The European Union will soon launch a programme, initially through a 300 million euro amount from the European Investment Bank, to invest in renewable energy projects in India. The Czech Deputy Prime Minister Martin Bursik announced this on Friday while visiting New Delhi following the European Union’s adoption of its new climate and energy package. The Czech Republic holds the rotating EU presidency.
Half of the amount will be lent through the Export-Import Bank, the other half through the Environmental Development Agency. This programme still faces “bureaucratic hurdles.” For example, said EU officials, the finance ministry still has to provide sovereign guarantees.

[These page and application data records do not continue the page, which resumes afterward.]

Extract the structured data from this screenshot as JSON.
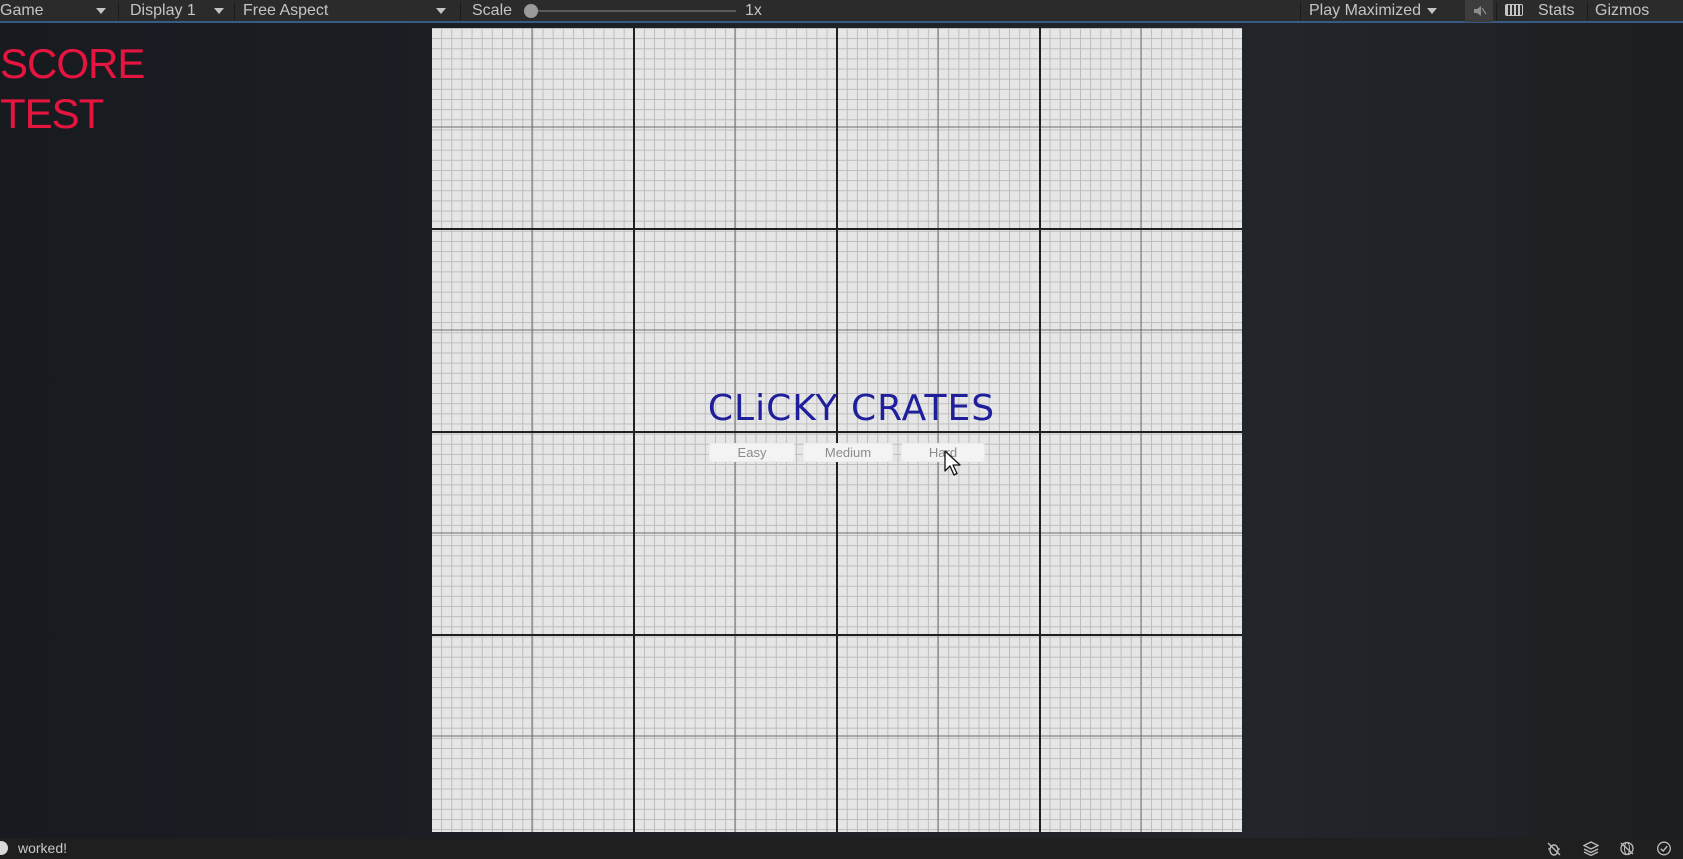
{
  "toolbar": {
    "view_tab": "Game",
    "display": "Display 1",
    "aspect": "Free Aspect",
    "scale_label": "Scale",
    "scale_value": "1x",
    "scale_fraction": 0.0,
    "play_mode": "Play Maximized",
    "stats_label": "Stats",
    "gizmos_label": "Gizmos",
    "mute_icon": "audio-mute-icon",
    "keyboard_icon": "keyboard-icon"
  },
  "hud": {
    "score": "SCORE",
    "test": "TEST",
    "color": "#e5153f"
  },
  "game": {
    "title": "CLiCKY CRATES",
    "title_color": "#1f1f9e",
    "difficulty_buttons": [
      "Easy",
      "Medium",
      "Hard"
    ]
  },
  "status": {
    "message": "worked!",
    "icons": [
      "bug-icon",
      "layers-icon",
      "network-icon",
      "check-icon"
    ]
  }
}
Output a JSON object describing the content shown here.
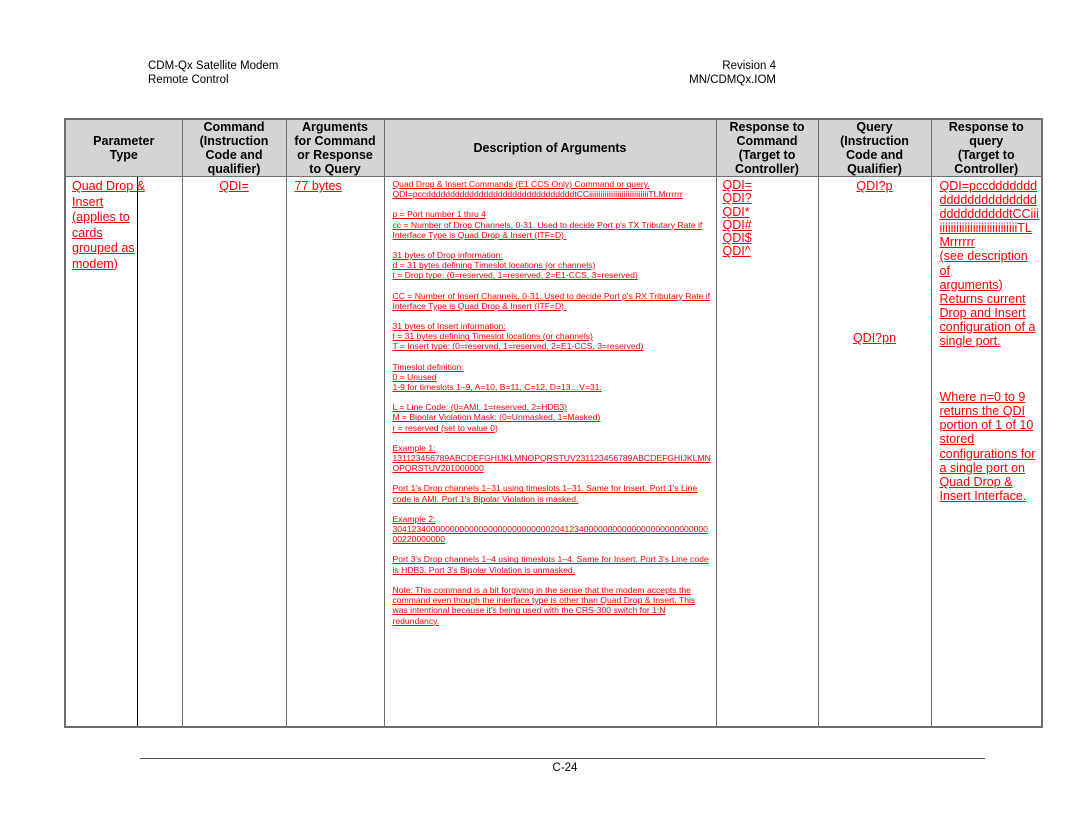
{
  "header": {
    "left_line1": "CDM-Qx Satellite Modem",
    "left_line2": "Remote Control",
    "right_line1": "Revision 4",
    "right_line2": "MN/CDMQx.IOM"
  },
  "table": {
    "columns": [
      {
        "line1": "Parameter",
        "line2": "Type"
      },
      {
        "line1": "Command",
        "line2": "(Instruction",
        "line3": "Code and",
        "line4": "qualifier)"
      },
      {
        "line1": "Arguments",
        "line2": "for Command",
        "line3": "or Response",
        "line4": "to Query"
      },
      {
        "line1": "Description of Arguments"
      },
      {
        "line1": "Response to",
        "line2": "Command",
        "line3": "(Target to",
        "line4": "Controller)"
      },
      {
        "line1": "Query",
        "line2": "(Instruction",
        "line3": "Code and",
        "line4": "Qualifier)"
      },
      {
        "line1": "Response to",
        "line2": "query",
        "line3": "(Target to",
        "line4": "Controller)"
      }
    ],
    "row": {
      "parameter_type": [
        "Quad Drop &",
        "Insert",
        "(applies to",
        "cards",
        "grouped as",
        "modem)"
      ],
      "command": "QDI=",
      "arguments": "77 bytes",
      "description": [
        [
          "Quad Drop & Insert Commands (E1 CCS Only) Command or query.",
          "QDI=pccdddddddddddddddddddddddddddddddtCCiiiiiiiiiiiiiiiiiiiiiiiiiiiiiiiTLMrrrrrr"
        ],
        [
          "p = Port number 1 thru 4",
          "cc = Number of Drop Channels, 0-31. Used to decide Port p's TX Tributary Rate if Interface Type is Quad Drop & Insert (ITF=D)."
        ],
        [
          "31 bytes of Drop information:",
          "d = 31 bytes defining Timeslot locations (or channels)",
          "t = Drop type: (0=reserved, 1=reserved, 2=E1-CCS, 3=reserved)"
        ],
        [
          "CC = Number of Insert Channels, 0-31. Used to decide Port p's RX Tributary Rate if Interface Type is Quad Drop & Insert (ITF=D)."
        ],
        [
          "31 bytes of Insert information:",
          "I = 31 bytes defining Timeslot locations (or channels)",
          "T = Insert type: (0=reserved, 1=reserved, 2=E1-CCS, 3=reserved)"
        ],
        [
          "Timeslot definition:",
          "0 = Unused",
          "1-9 for timeslots 1–9, A=10, B=11, C=12, D=13…V=31."
        ],
        [
          "L = Line Code: (0=AMI, 1=reserved, 2=HDB3)",
          "M = Bipolar Violation Mask: (0=Unmasked, 1=Masked)",
          "r = reserved (set to value 0)"
        ],
        [
          "Example 1:",
          "131123456789ABCDEFGHIJKLMNOPQRSTUV231123456789ABCDEFGHIJKLMNOPQRSTUV201000000"
        ],
        [
          "Port 1's Drop channels 1–31 using timeslots 1–31. Same for Insert. Port 1's Line code is AMI. Port 1's Bipolar Violation is masked."
        ],
        [
          "Example 2:",
          "30412340000000000000000000000000020412340000000000000000000000000000220000000"
        ],
        [
          "Port 3's Drop channels 1–4 using timeslots 1–4. Same for Insert. Port 3's Line code is HDB3. Port 3's Bipolar Violation is unmasked."
        ],
        [
          "Note: This command is a bit forgiving in the sense that the modem accepts the command even though the interface type is other than Quad Drop & Insert. This was intentional because it's being used with the CRS-300 switch for 1:N redundancy."
        ]
      ],
      "response_to_command": [
        "QDI=",
        "QDI?",
        "QDI*",
        "QDI#",
        "QDI$",
        "QDI^"
      ],
      "query": [
        "QDI?p",
        "QDI?pn"
      ],
      "response_to_query_1": [
        "QDI=pccddddddd",
        "dddddddddddddd",
        "ddddddddddtCCiii",
        "iiiiiiiiiiiiiiiiiiiiiiiiiiiiTL",
        "Mrrrrrr",
        "(see description of",
        "arguments)",
        "Returns current",
        "Drop and Insert",
        "configuration of a",
        "single port."
      ],
      "response_to_query_2": [
        "Where n=0 to 9",
        "returns the QDI",
        "portion of 1 of 10",
        "stored",
        "configurations for",
        "a single port on",
        "Quad Drop &",
        "Insert Interface."
      ]
    }
  },
  "footer": {
    "page_number": "C-24"
  }
}
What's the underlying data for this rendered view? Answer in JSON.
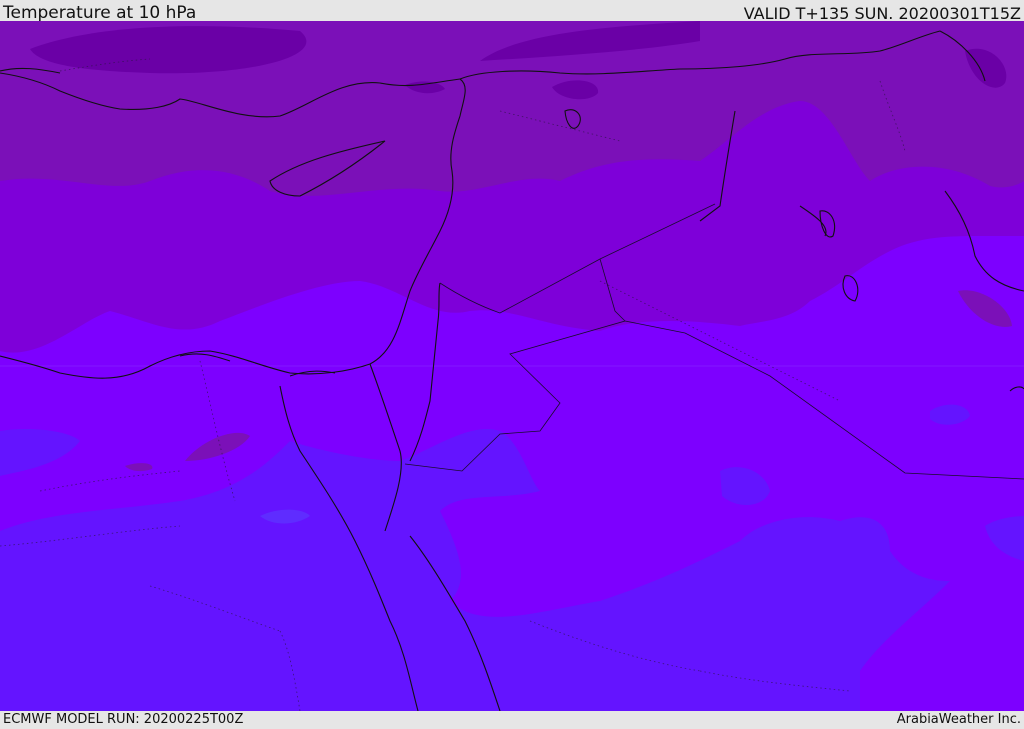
{
  "header": {
    "title": "Temperature at 10 hPa",
    "valid_time": "VALID T+135 SUN. 20200301T15Z"
  },
  "footer": {
    "model_run": "ECMWF MODEL RUN: 20200225T00Z",
    "credit": "ArabiaWeather Inc."
  },
  "colors": {
    "band_darkest": "#6a00a6",
    "band_dark": "#7b10b8",
    "band_mid": "#7e00d9",
    "band_bright": "#7d00ff",
    "band_blue": "#6414ff",
    "band_blue_light": "#5f2cff",
    "coastline": "#111111"
  }
}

This fund is only the first step of what could be a larger transfer of funds to India for climate change purposes. Under the new EU carbon policy, half the money earned by Brussels through the auction of carbon credits can be used to fund climate change projects in developing countries. “We can only guess how much this would be, but it could be in the order of hundreds of millions of euros a year,” said an official.
Bursik was pleased Indian officials had already listed 1300 climate change projects for EU climate change funding and had identified 25,000 villages which had been targeted for solar energy enablement. He warned, however, that “European taxpayers would need to be shown a cost curve for such investments into carbon mitigation so we can verify they are effective.” A system of proposing projects, evaluating and clearing them efficiently was needed.
The EU will thus be providing carbon mitigation funding to India through four potential channels: the existing Clean Development Mechanism, the European Investment Bank, carbon auction profits and the newly created global adaptation fund. EU officials were at pains to stress reports the CDM would be wound up following the new policy were “wrong.”
He mentioned India was the second country, after the US, that the EU was engaging about the new European climate and energy package. An EU official said this reflected a view in Brussels that India, set to become the world’s third largest carbon emitter, had been neglected on climate change.
Bursik noted coal was still a large part of India’s energy story and the EU was prepared to work with India on “carbon storage and sequestration, as it presently does with China.” EU officials expressed frustration at being unable to conclude a green technology transfer agreement with India despite over a year of negotiations.